Once you’ve finished the game, you’ll be given access to a wide variety of post-game unlockables, including new costumes, weapons, and New Game +. Unfortunately, some content from the original game has been cut completely. Post-game campaigns “Separate Ways” and “Assignment Ada” that saw the player take on missions at the femme fatale Ada Wong have been removed entirely. The game’s Mercenaries Mode isn’t currently available either, but has recently been announced that it will be added shortly as free DLC.
Resident Evil 4 Remake Review – Conclusion
At the time of its original release in 2005, Resident Evil 4 was hailed as one of the finest horror games of all-time. Almost 20 years later, the Resident Evil 4 Remake reaffirms that claim to fame. Through a near flawless remake, Capcom reinvigorate the horror classic and add a level of polish rarely seen in remakes. By crafting the perfect blend of new gameplay while staying true to the original, the Resident Evil 4 Remake is without a doubt the definitive way to enjoy the series at its peak. So now that you’ve finished reading our review, I have one question to ask about which game you’ll be purchasing next: Whattaya buyin’?
So, why should you play Resident Evil 4 Remake?
- The definitive way to enjoy one of the finest horror games of all-time
- Retains almost all elements of the original while adding impressive polish
- Gorgeous updated updated and grotesque enemy design
- Wide variety of added gameplay for fans of the original and newcomers alike
- Love horror games? You’d be mad to miss this remake
But why shouldn’t you play Resident Evil 4 Remake?
- You prefer your horror games more slow-paced and psychological
- Horror games aren’t your cup of tea

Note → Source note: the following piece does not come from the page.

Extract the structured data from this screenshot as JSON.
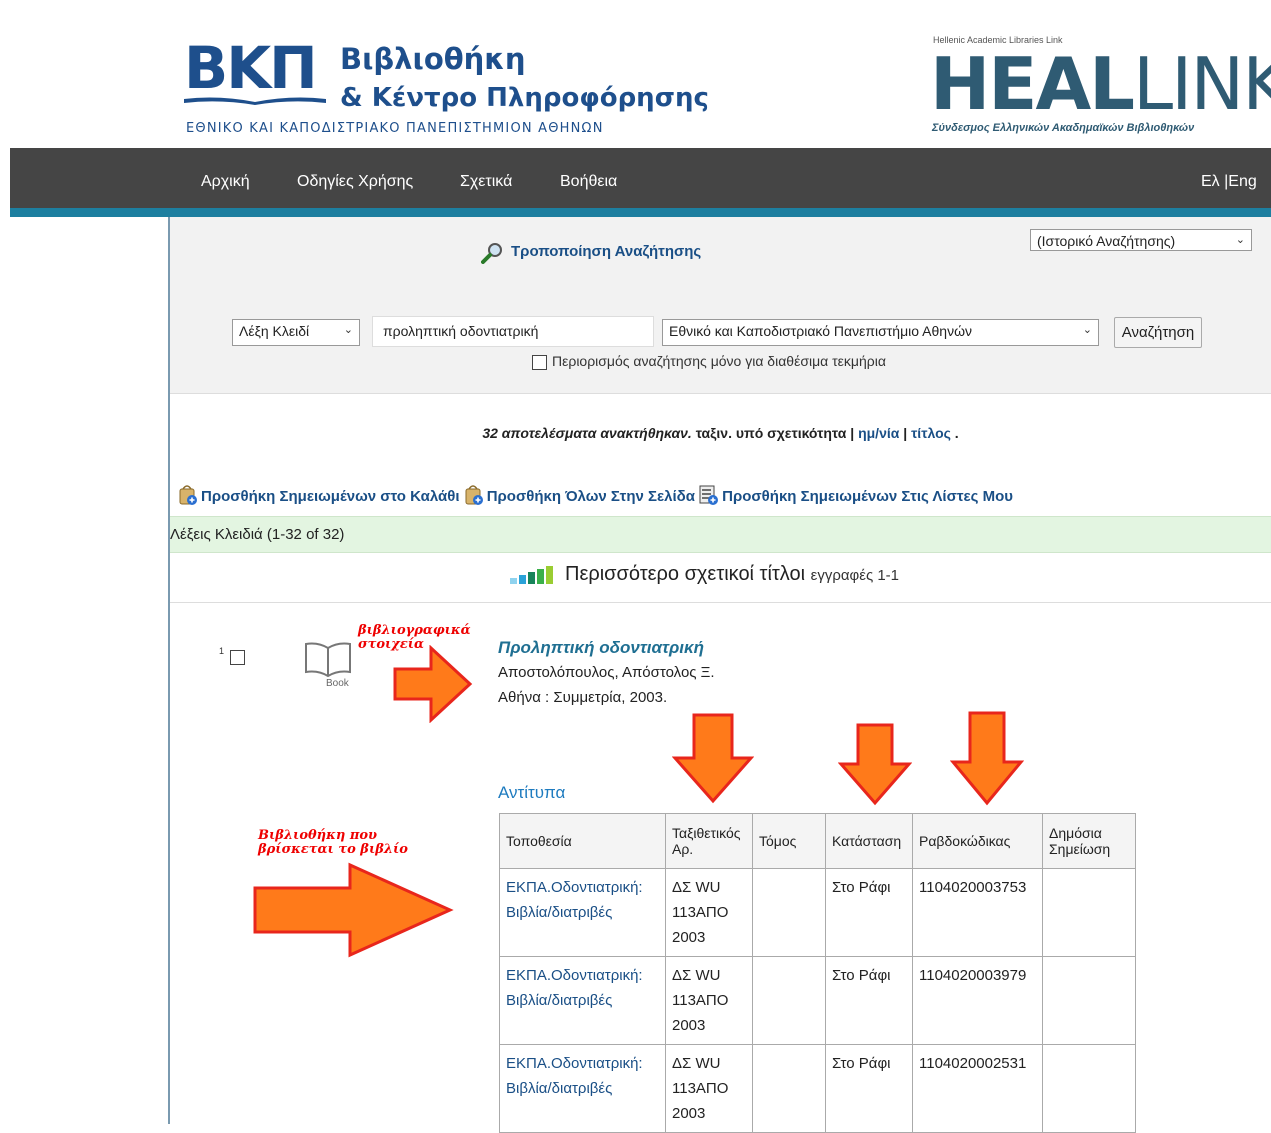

A code on PlayStation 5 was kindly provided by Capcom Australia for the purpose of our Resident Evil 4 Remake review. If you enjoyed this review, be sure to read our Resident Evil Village: Shadows of Rose review and join the Qualbert Discord to chat with us about the RE4 Remake!